THE ANTARCTIC TREATY CONSULTATIVE MEETINGS CONTINUE TO CONSIDER SPECIALLY PROTECTED SPECIES STATUS FOR THE SOUTHERN GIANT PETREL
The Southern Giant Petrel Macronectes giganteus is the only species listed within the Agreement on the Conservation of Albatrosses and Petrels (ACAP) that breeds on the Antarctic Continent and associated islands south of 60°S. This area is covered by the Antarctic Treaty. Because the treaty has “frozen” all territorial claims to the continent, conservation of the species this far south falls within the remit of the Treaty and its Protocol on Environmental Protection. Annex II of the Protocol deals with the conservation of Antarctic flora and fauna and allows for species to be designated as Specially Protected Species, although no method for determining what grounds such species should be selected was defined. They “shall be accorded special protection” by participating governments (i.e. Parties to the Protocol). Such protection would extend to not issuing permits for taking or harmfully interfering with a designated species, unless there was a “compelling scientific purpose.
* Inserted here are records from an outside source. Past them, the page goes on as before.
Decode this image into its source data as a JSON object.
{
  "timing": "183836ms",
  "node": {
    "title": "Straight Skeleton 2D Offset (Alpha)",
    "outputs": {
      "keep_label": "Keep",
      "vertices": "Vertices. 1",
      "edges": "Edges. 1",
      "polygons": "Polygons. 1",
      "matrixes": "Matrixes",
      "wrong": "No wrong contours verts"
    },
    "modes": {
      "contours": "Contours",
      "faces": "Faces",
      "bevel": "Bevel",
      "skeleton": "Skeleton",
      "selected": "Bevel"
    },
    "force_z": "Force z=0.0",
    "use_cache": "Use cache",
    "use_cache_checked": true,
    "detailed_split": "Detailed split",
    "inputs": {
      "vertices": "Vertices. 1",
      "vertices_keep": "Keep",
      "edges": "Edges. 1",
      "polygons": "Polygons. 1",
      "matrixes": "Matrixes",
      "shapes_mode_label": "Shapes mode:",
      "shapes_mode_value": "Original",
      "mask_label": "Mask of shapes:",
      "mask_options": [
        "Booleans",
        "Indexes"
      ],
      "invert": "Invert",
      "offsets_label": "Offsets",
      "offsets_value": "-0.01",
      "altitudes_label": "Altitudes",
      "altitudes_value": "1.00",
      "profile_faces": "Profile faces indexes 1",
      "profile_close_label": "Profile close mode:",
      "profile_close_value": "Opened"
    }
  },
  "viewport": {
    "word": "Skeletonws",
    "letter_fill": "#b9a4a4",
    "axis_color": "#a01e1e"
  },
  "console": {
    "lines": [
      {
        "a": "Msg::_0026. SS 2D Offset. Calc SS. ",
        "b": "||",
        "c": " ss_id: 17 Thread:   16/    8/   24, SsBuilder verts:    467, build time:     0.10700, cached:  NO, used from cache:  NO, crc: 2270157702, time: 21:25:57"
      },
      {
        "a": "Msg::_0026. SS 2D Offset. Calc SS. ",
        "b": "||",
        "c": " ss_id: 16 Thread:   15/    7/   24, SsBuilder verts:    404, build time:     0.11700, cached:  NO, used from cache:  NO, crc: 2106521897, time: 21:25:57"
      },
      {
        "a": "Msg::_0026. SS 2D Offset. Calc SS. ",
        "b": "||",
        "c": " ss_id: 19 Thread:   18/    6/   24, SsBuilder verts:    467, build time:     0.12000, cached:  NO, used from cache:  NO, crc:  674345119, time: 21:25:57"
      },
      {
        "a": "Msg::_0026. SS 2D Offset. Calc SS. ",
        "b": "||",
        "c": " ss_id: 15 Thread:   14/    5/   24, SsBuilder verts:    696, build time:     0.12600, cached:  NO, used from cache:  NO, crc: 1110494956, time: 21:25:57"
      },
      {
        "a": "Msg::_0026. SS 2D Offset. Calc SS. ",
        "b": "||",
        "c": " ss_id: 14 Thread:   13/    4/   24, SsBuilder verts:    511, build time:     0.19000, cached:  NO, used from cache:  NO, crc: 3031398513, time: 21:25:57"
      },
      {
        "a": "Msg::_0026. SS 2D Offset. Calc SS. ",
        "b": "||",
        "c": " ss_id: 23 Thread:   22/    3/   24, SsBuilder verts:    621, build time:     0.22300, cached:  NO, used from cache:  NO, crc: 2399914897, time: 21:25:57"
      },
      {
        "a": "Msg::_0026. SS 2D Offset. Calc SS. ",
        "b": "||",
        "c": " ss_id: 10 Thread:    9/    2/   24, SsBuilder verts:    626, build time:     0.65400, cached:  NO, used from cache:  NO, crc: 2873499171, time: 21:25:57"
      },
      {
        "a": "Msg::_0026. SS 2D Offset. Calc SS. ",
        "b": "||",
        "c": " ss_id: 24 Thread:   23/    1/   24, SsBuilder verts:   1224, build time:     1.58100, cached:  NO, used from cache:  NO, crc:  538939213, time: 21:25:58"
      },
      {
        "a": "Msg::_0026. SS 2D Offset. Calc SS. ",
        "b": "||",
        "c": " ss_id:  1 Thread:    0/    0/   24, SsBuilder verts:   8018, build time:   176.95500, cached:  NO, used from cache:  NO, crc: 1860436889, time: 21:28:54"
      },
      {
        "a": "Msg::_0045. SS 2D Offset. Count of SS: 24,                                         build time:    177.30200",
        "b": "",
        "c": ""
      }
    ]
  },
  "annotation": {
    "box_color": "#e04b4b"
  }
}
For several years, annual Antarctic Treaty Consultative Meetings (ATCMs) and associated meetings of the Committee for Environmental Protection (CEP) have been discussing the merits of placing the selection of Specially Protected Species on a more scientific basis. The process commenced in 1999 when the United Kingdom proposed that the existing list of Specially Protected Species in Annex II of the Protocol be reviewed by the Scientific Committee on Antarctic Research (SCAR). SCAR agreed to undertake this work and started by gaining agreement first on the criteria for selection (the World Conservation Union (IUCN) category-of-threat criteria), and then on a process within the CEP for assessing the scientific information provided by SCAR. It was decided to commence this process with birds and seals using the IUCN global threatened categories as the first step, and that the assessment of a species as Vulnerable or a higher risk of extinction should be the level at which Specially Protected Species status should be considered. SCAR submitted a proposal to the 29th ATCM, held in Edinburgh, Scotland in June 2006, that the Southern Giant Petrel be added to Annex II of the Protocol on Environmental Protection as a Specially Protected Species (Working Paper No. 38, www.ats.aq/Atcm/atcm29/wp/atcm29_wp038_e.doc), bases on an assessment by IUCN and BirdLife international that its global status was Vulnerable.
However, at the Edinburgh meeting of the Committee for Environmental Protection, SCAR reported on a recently announced increase in census numbers of Southern Giant Petrels from outside the Antarctic Continent which cast doubt on the status of the species as Vulnerable. SCAR based its revised advice on a survey of the numbers of Southern Giant Petrels breeding on islands in the south-west Atlantic in 2005/06, which revealed a much larger population than was previously estimated. This has caused BirdLife International to reconsider the global conservation status of the species, and on-going discussions on BirdLife’s Globally Threatened Birds Forum will assist in determining whether it should be down-listed from Vulnerable to Near Threatened. As a consequence SCAR has been asked to liaise with Birdlife International over the planned reassessment and to submit a revised proposal and a draft action plan to the 30th ATCM, to be held in 2007, considering this time the results at a regional level.
At the request of SCAR, a workshop had been held in Cambridge, UK in March 2005 to assess the status of regional populations of all Antarctic seabirds against IUCN category-of-threat criteria as an objective way of identifying suitable candidates for Specially Protected Species status. The workshop was jointly organized by SCAR, led by its Group of Experts on Birds, BirdLife International and IUCN. The workshop considered that the Southern Giant Petrel was Critically Endangered within the Antarctic Continent. This assessment was based on an overall declining population (90% over three generations) at Antarctic breeding sites, and an apparent lack of interchange between populations breeding south and north of the Antarctic Polar Front.
To deal with the problem until the following year, the Edinburgh ATCM passed Resolution 4 (2006) which recommends that all governments and non-governmental activities in Antarctica should be planned so as to avoid negative impacts on Southern Giant Petrels, in particular in breeding colonies of this species.
Both processes affecting the Southern Giant Petrel (the BirdLife International reassessment and the ATCM’s consideration of Specially Protected Species status) are relevant to the aims and objectives of ACAP. The close links between ACAP, SCAR and BirdLife International (both the last two bodies have observer status on ACAP’s Advisory Committee and Meetings of Parties) should aid in improving the conservation status of the Antarctic populations of Southern Giant Petrels: ACAP’s most southerly breeding species.
News by John Cooper, Vice-Chair, ACAP Advisory Committee, with the valued assistance of Stephen Powell, Ben Sullivan, David Walton and Eric Woehler (see also (www.scar.org/treaty/atcmxxix).
Posted 7 August 2006